response

`response.headers` are now settable in config; just set `response.headers.<field-name> = <field-value>`. For example: `response.headers.Content-Type = "text/plain"`.

HTTPError

`cherrypy.HTTPError` now takes full reason phrases in the `status` argument. See #898.

WSGI

CherryPy 3.2 is fully compliant with the new WSGI 1.0.1. See [http://www.python.org/dev/peps/pep-3333/ PEP 3333] for complete spec details.

There's a new REQUEST_URI environ entry, which equals the [http://www.w3.org/Protocols/rfc2616/rfc2616-sec5.html#sec5.1.2 Request-URI] in the HTTP spec. Also, the SERVER_NAME entry is no longer settable by the client.

The wsgiserver is no longer hard-coded to emit WSGI 1.0; instead, it has its own internal format (which is much closer to HTTP than CGI). Just before the server calls its WSGI application, it uses a Gateway to convert its internal formats to WSGI. This means that wsgiserver can now support ''any'' version of WSGI, blessed by a given standards body or not. There's even a new 'native' gateway which doesn't use WSGI at all! CherryPy 3.2 ships with gateways for WSGI 1.0 (the long-time standard), which now includes support for WSGI 1.0.1 (see PEP 3333), and an experimental version we're calling `('u', 0)`, which uses full unicode strings for most environ keys and values.

!InternalRedirect and exception trapping have been moved out of the WSGI application adapter and into WSGI components, so you can now turn them off to be even leaner and meaner. :)

Tools

Most tools now take a `debug` configuration option. When `True`, they emit log entries to help diagnose problems in configuration.

JSON

There's a new pairs of tools for JSON: `json_in` checks the Content-Type of the request and reads the body, decoding it and placing it into `request.json`; `json_out` sets the Content-Type response header and encodes the page handler output to JSON.

Sessions

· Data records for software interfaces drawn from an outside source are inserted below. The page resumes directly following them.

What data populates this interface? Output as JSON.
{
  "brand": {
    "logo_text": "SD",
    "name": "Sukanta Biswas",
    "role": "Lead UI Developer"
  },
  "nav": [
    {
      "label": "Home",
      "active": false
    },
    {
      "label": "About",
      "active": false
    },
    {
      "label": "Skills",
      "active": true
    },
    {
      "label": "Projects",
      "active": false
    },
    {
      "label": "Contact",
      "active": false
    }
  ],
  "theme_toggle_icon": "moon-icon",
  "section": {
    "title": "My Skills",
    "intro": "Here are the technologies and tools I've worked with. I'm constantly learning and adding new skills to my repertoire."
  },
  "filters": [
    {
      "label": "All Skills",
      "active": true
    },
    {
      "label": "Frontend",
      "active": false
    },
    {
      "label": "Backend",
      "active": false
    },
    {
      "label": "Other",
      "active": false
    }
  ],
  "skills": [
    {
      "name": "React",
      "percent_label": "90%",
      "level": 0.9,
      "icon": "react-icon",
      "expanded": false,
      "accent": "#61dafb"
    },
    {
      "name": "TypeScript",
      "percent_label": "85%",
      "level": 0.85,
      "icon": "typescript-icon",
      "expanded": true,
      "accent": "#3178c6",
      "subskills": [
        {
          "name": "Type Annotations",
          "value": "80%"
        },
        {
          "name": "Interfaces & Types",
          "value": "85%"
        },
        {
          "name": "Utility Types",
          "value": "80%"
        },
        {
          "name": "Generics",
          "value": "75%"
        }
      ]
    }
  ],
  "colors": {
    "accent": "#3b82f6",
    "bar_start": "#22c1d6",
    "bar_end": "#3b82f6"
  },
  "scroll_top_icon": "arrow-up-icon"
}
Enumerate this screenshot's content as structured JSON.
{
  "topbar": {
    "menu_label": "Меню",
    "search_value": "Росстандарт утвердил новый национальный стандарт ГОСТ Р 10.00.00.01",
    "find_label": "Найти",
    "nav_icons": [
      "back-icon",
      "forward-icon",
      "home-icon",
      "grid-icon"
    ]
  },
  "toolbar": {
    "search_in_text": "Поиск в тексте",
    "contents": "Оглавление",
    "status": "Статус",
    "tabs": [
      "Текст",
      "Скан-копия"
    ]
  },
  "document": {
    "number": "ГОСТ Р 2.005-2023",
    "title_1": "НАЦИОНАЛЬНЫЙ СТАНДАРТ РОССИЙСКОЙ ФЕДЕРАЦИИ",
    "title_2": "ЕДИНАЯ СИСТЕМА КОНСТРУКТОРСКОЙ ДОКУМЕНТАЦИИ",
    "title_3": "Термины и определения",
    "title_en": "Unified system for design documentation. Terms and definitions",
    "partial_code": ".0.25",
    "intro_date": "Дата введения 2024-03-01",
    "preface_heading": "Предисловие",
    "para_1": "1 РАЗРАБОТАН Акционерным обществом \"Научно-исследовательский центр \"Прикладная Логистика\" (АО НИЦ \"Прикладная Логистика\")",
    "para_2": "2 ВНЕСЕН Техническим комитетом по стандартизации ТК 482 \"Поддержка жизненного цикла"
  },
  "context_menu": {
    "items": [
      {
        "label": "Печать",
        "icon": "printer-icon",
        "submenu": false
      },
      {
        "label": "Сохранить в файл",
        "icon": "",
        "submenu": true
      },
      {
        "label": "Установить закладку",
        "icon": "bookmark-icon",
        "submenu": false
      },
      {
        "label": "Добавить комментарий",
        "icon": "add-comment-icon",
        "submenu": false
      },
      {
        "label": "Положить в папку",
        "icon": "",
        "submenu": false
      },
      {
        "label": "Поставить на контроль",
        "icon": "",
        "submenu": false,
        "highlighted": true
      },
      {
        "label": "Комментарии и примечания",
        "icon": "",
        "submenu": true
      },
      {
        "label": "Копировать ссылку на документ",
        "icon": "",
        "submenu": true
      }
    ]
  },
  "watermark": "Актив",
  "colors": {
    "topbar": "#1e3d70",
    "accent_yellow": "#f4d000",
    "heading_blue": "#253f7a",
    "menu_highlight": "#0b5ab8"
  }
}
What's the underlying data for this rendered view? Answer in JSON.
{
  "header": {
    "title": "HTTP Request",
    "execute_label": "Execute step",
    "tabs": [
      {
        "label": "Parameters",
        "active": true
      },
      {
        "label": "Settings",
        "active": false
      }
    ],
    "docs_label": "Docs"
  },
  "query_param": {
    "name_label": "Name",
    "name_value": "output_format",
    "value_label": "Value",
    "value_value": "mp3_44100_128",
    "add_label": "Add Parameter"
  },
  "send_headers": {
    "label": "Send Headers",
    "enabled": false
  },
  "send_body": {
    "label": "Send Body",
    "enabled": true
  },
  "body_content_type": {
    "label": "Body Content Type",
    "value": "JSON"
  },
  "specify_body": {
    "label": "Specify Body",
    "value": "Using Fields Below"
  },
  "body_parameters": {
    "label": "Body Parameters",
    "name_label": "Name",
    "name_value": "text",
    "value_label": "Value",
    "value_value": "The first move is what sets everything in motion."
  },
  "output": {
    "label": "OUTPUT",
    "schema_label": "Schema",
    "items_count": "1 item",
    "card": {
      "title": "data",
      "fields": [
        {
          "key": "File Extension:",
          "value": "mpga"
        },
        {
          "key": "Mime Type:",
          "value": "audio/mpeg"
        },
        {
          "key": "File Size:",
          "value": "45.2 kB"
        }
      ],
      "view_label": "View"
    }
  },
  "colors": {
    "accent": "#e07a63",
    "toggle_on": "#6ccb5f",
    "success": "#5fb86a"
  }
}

The session cleanup thread can be completely disabled now by setting `tools.sessions.clean_freq` to 0 or None. This is required for Google App Engine, which does not allow the creation of new threads.

Until now, all session cookies expired according to `tools.sessions.timeout`. Starting in 3.2, if `tools.sessions.persistent` is `False`, the cookies will expire when the user closes their browser. See #870.

There's a new `tools.sessions.pickle_procotol` attribute, and the default has been changed to `pickle.HIGHEST_PROTOCOL`.

Caching

The caching tool now stores separate responses based on varying request header values (as required by the HTTP spec).

It also does antistampeding by default; that is, when one thread begins to calculate a cached response, other competing requests will wait for it to finish and then return its result.

Finally, there's more (as in "some") support for Cache-Control (and Pragma) request header values `max-age` and `no-cache`, and response header values `no-cache` and `no-store`.

autovary

`tools.autovary` keeps track of which request headers your application accesses, and auto-populates the Vary response header.

auth

Thanks to visteya, the existing `basic_auth` and `digest_auth` tools have been supplemented with `tools.auth_basic` and `tools.auth_digest`. See #913 and #914 for all the reasons why you should switch.

trailing_slash

The `trailing_slash` tool has a new `status` argument, to allow XmlHttpRequest's to receive 307 redirects. Defaults to 301.

gzip

The gzip tool now allows for simple pattern matching such as `text/*` or `application/*+xml` in its `mime_types` parameter.

Updated